Batu Caves serves as the focus of the Hindu community's yearly Thaipusam (Tamil: தைபூசம்) festival. It has become a pilgrimage site for not only Malaysian Hindus, but Hindus worldwide from countries such as India, Australia and Singapore.
A procession begins in the wee hours of the morning on Thaipusam from the Sri
Mahamariamman Temple, Kuala Lumpur leading up to Batu Caves as a religious
undertaking to Lord Muruga lasting eight hours. Devotees carry containers
containing milk as offering to Lord Muruga either by hand or in huge decorated
carriers on their shoulders called 'kavadi'.

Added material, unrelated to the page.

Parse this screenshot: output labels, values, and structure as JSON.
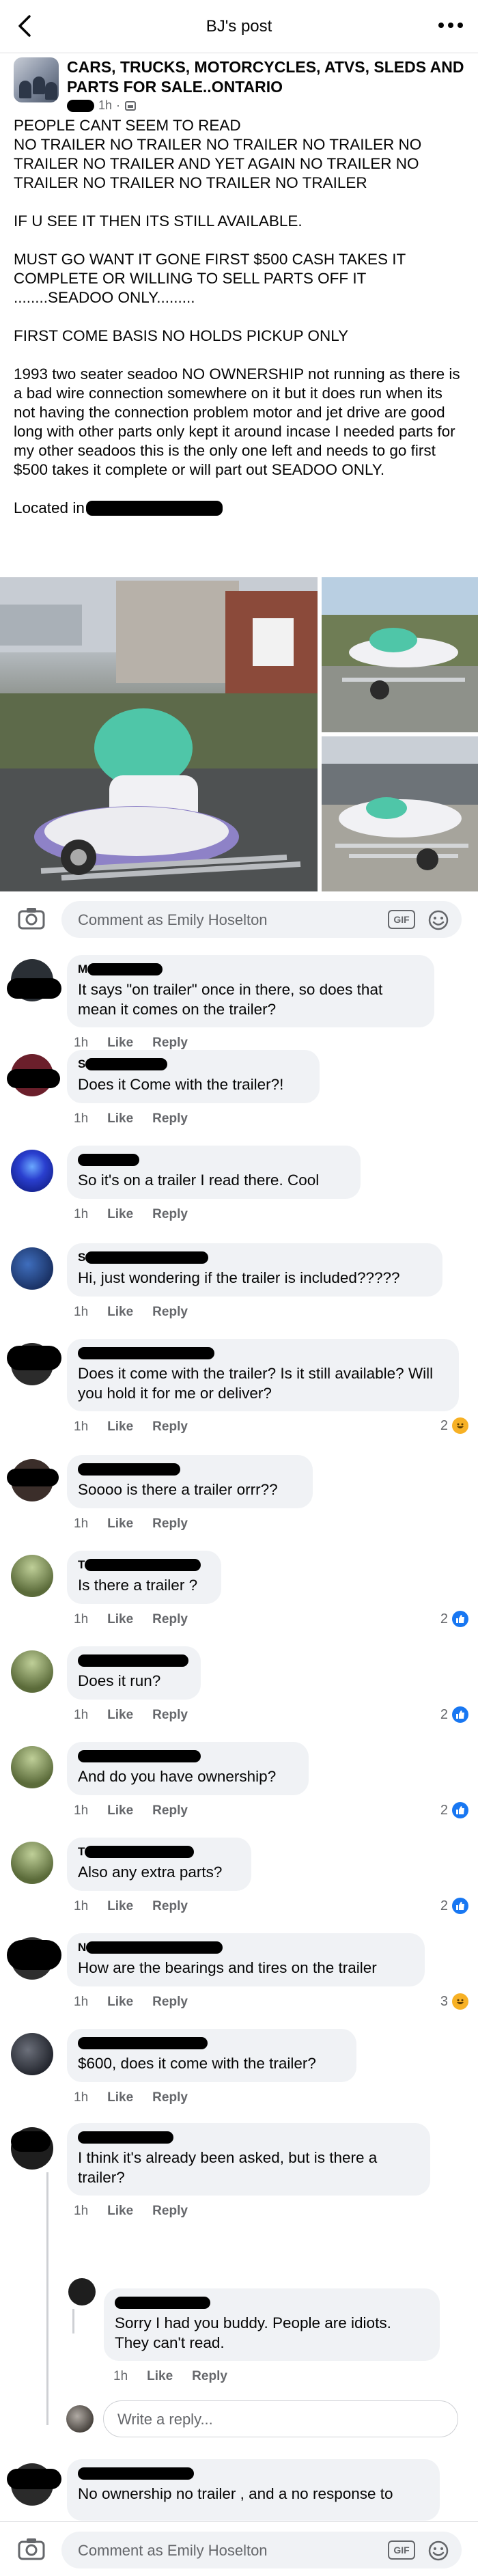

The kavadi may be simple wooden arched semi-circular supports holding a carrier foisted with brass or clay pots of milk or huge, heavy ones which may rise up to two metres, built of bowed metal frames which hold long skewers, the sharpened end of which pierce the skin of the bearers torso. The kavadi is decorated with flowers and peacock feathers imported from India. Some kavadi may weigh as much as a hundred kilograms.
After a bath in the nearby Sungei Batu (Rocky River), the devotees wend their way to the Temple Cave and with remarkable endurance they climb the flights of stairs to the temple in the cave. Devotees use the wider centre staircase while worshippers and onlookers throng up and down those balustrades off on either side.
When the kavadi bearer arrives at the foot of the 272 step stairway leading up to the Temple Cave, the devotee has to make the arduous climb against gravity- against the press of the bustling masses.
Priests attend to the kavadi bearers. Consecrated ash is sprinkled over the hooks and skewers piercing the devotees flesh before they are removed. No blood is shed during the piercing and removal.
In 2007, the festival attracted more than 1.5 million pilgrims, making it one of the largest gatherings in history.